History of St Silas Church, Redwood
In December 1919 a small band of Sisters of the Order of St Anne from Massachusetts, USA were brought to Styx to organise and manage a Home for Wayward Girls. The Sisters opened up their little private chapel to folks around the area and organised a Sunday School for the children. Thus, in 1919 the beginnings of St Silas emerged. The Sisters endured severe hardship, deprivation, poverty and illness during their three year stay. However in 1924 it was decided that a Mission Room should be built and Messrs Ellis & Fall were instructed to draw up the plans.
On 25 February 1925 in the presence of a congregation of 130 His Grace, Archbishop Julius, Primate of New Zealand, dedicated St Silas Mission for service to the Anglican community in the Styx area. The Mission Room was not consecrated originally as it was to serve both as a spiritual and social centre. The area of Styx was mixed rural and semi-urban and home were scattered over a large area.
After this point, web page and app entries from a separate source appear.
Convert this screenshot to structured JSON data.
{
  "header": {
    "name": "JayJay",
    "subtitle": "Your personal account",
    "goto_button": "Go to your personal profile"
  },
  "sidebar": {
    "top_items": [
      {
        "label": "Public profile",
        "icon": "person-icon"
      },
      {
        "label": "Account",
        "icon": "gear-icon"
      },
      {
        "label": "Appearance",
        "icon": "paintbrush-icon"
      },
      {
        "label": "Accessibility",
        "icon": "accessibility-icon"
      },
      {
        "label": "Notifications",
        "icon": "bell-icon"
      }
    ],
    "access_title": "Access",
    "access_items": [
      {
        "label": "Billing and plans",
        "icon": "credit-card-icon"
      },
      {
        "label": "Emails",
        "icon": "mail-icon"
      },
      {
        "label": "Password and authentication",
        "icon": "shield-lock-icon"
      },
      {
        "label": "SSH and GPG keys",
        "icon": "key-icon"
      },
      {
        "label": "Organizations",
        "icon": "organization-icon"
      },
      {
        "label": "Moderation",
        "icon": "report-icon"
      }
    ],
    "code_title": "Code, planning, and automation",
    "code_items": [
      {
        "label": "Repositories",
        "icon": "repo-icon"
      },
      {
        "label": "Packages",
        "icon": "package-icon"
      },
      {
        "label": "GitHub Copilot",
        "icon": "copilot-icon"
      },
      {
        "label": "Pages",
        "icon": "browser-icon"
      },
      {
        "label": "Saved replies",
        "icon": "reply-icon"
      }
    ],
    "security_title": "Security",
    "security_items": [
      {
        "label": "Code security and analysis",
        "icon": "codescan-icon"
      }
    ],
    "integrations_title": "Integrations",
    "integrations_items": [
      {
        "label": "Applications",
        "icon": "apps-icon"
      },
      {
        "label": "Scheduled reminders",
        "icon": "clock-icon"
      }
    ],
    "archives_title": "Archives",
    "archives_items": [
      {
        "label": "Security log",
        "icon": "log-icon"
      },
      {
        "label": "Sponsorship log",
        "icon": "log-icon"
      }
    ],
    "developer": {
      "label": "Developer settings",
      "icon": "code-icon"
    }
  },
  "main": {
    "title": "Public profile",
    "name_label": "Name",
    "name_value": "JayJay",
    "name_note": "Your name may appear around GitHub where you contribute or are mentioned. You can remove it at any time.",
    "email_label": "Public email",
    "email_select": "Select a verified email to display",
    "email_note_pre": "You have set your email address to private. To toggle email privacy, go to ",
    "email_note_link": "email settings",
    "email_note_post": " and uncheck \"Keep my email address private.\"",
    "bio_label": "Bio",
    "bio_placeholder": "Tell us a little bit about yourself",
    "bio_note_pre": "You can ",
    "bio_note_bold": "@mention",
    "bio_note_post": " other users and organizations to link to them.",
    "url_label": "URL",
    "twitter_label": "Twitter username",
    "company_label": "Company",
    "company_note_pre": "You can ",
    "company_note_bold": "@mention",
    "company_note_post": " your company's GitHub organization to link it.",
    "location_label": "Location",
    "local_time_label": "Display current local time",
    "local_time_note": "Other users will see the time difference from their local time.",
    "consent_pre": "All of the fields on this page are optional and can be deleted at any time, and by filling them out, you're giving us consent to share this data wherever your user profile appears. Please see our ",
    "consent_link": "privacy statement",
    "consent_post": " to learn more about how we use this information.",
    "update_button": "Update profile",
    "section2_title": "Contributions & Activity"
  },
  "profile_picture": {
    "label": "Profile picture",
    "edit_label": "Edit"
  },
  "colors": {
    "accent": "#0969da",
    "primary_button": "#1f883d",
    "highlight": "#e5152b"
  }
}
The Mission Room was furnished through the generosity of many parishioners and the Vicar, the reverend WH Orbell presented the altar and chalice.
The St Silas Mission Room was attached to the Papanui Parish and managed by a Committee of Management elected annually by the St Silas parishioners from within their own congregation.
In 1946 the Mission was extended and a new Sunday School room was built. It would seem that after this date the Mission Room acquired the status of Church. In 1950 land was purchased for the proposed future expansion of the church and in 1956 the land adjoining Main North Road was also purchased. In 1959 the amalgamation of Belfast-Styx took place. Family services at St Silas were held in the Hall instead of the church from 1961 onwards. As from August 1969 the name “Styx” was changed to “Redwood” and St Silas followed the policy of other local organisations in changing to the new name.
In July 1983, plans were presented either to again extend the church and hall or to build a new church. After meting of the St Silas Building Committee the consensus of opinion was for a new church to be built and to be joined to the hall with everything under one roof. The architectural firm of Lucking, Vial and Bellerby was chosen and preliminary plans developed. In September 1988 the Parish of Belfast-Redwood approved and committed itself to the St Silas redevelopment. Work on the site started in early 1989. The Mission Church was sold for $5,000 for use as a house. On 23 April 1898 the final service of de-dedication and Thanksgiving was held in the old Mission Church. One week later it had been removed for its new use in Rolleston.
On 25 February 1990 the new church of St Silas was dedicated exactly 75 years after the original Mission Church by Bishop Maurice Goodall.